As a native Finnish and French speaker, it felt natural for Nathalie to major in languages at the university. After five years of study and only the master’s thesis left to do, she went to Great Britain with the Erasmus exchange student programme.
She stayed abroad for six years. Finding an IT sales job in London was no problem for a young woman fluent in many languages. At the same time, she accrued pension.
Pension accrues differently in different countries
– At the time, private-sector employees in Britain could save for a pension and have the employer match the saved amount.
When Nathalie returned to Finland in 2001, she transferred her private pension insurance accrued in Britain to a Finnish insurance company.
– In the economic turmoil at the turn of the century, a Finnish insurance company felt more reliable and stable.
Back in Finland, Nathalie was employed for four years within the publishing and IT field. During this period, she accrued pension under the Employees Pensions Act. She also discovered that she had returned from abroad to a very small employment market.
– I wanted to have a say in my own life and have a more independent job. The alternatives were limited, so it made sense to start my own business.
Confirmed income underlying pension and daily allowance
In 2006, after graduating as a massage therapist, Nathalie started her own massage parlour, Hierontamutka, and jumped straight from employment to self-employment. Over the years, she has accrued a reasonable pension thanks to the contributions she has paid under the Self-employed Persons Pensions Act.
– The contributions have been a huge expense for me, since I paid approximately EUR 600-700 per month for nine years. You accrue pension only by paying your contributions, though. Even if the contributions seem high, having security as a self-employed person is important. Three times in nine years I have received a sickness allowance for a number of days.
At the beginning of 2015, Nathalie felt that she was no longer able to estimate her income as accurately as before. As a result, she lowered her confirmed income from work.
– After lowering my income from work, I had to fairly quickly raise it again, to EUR 12,326, since that is the lowest amount entitling to a basic daily allowance.
The self-employed can temporarily cut down their contribution by 10-20 per cent.
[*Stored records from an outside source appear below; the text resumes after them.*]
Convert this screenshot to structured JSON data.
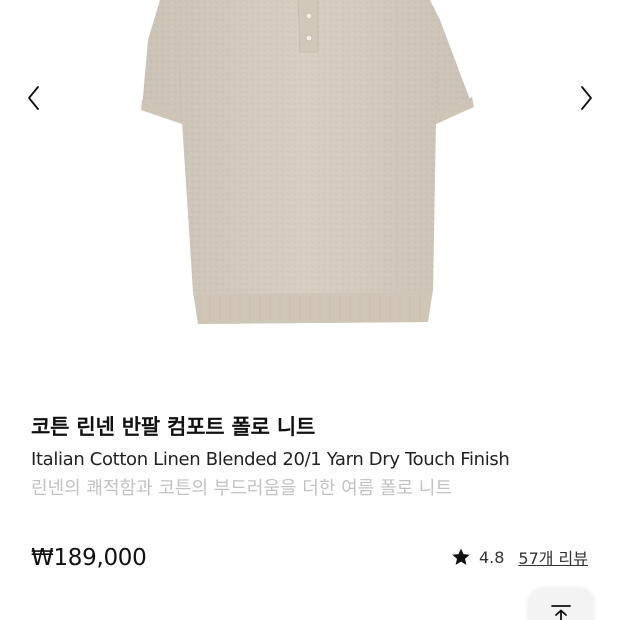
{
  "product": {
    "title_ko": "코튼 린넨 반팔 컴포트 폴로 니트",
    "title_en": "Italian Cotton Linen Blended 20/1 Yarn Dry Touch Finish",
    "subtitle": "린넨의 쾌적함과 코튼의 부드러움을 더한 여름 폴로 니트",
    "price": "₩189,000",
    "rating": "4.8",
    "reviews": "57개 리뷰"
  },
  "colors": {
    "knit": "#d8cfc2",
    "text_primary": "#111111",
    "text_muted": "#c2c2c2"
  },
  "icons": {
    "prev": "chevron-left-icon",
    "next": "chevron-right-icon",
    "rating": "star-icon",
    "scroll_top": "arrow-up-to-top-icon"
  }
}
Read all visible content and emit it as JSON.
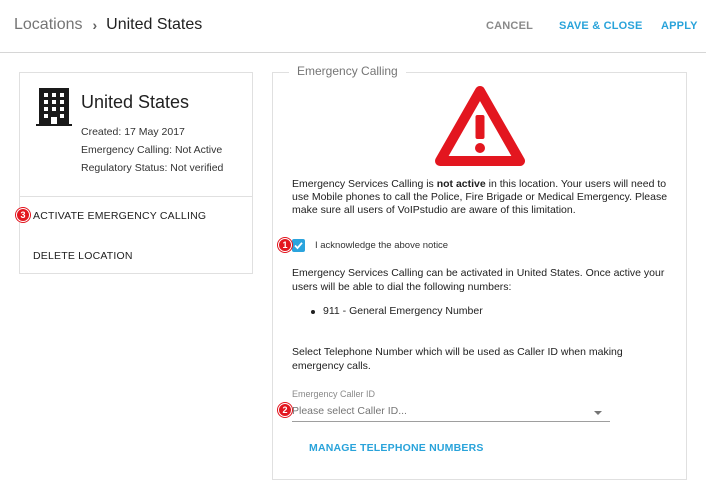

This flexibility does not affect their confirmed income from work, nor the sickness or basic daily allowance that is based on the confirmed income.
– In the end, however, the 10-20 per cent flexibility is quite small. If your income suddenly drops by half, the flexibility may not be enough. I wish the Self-employed Persons’ Pensions Act would allow for more flexibility. As it is now, the contributions of a self-employed person may be distrained if the income from work suddenly drops. Right now, I’m doing well, and I intend to raise my confirmed income to its previous level as soon as my employment situation becomes stable. I wish the Self-employed Persons’ Pensions Act was made more flexible, though, so that it would better serve the self-employed.
Taking a degree is an opportunity
After the 2017 pension reform, Nathalie’s retirement age will be 65 years and 9 months. If she were to find herself unable to carry on in her current profession, she can always complete her master’s thesis and graduate with an academic degree. She would accrue pension also for her studies.
– I would need a basic livelihood while working on my theses. I’d rather earn my living and pension by working.
Photos: Karoliina PaatosMore news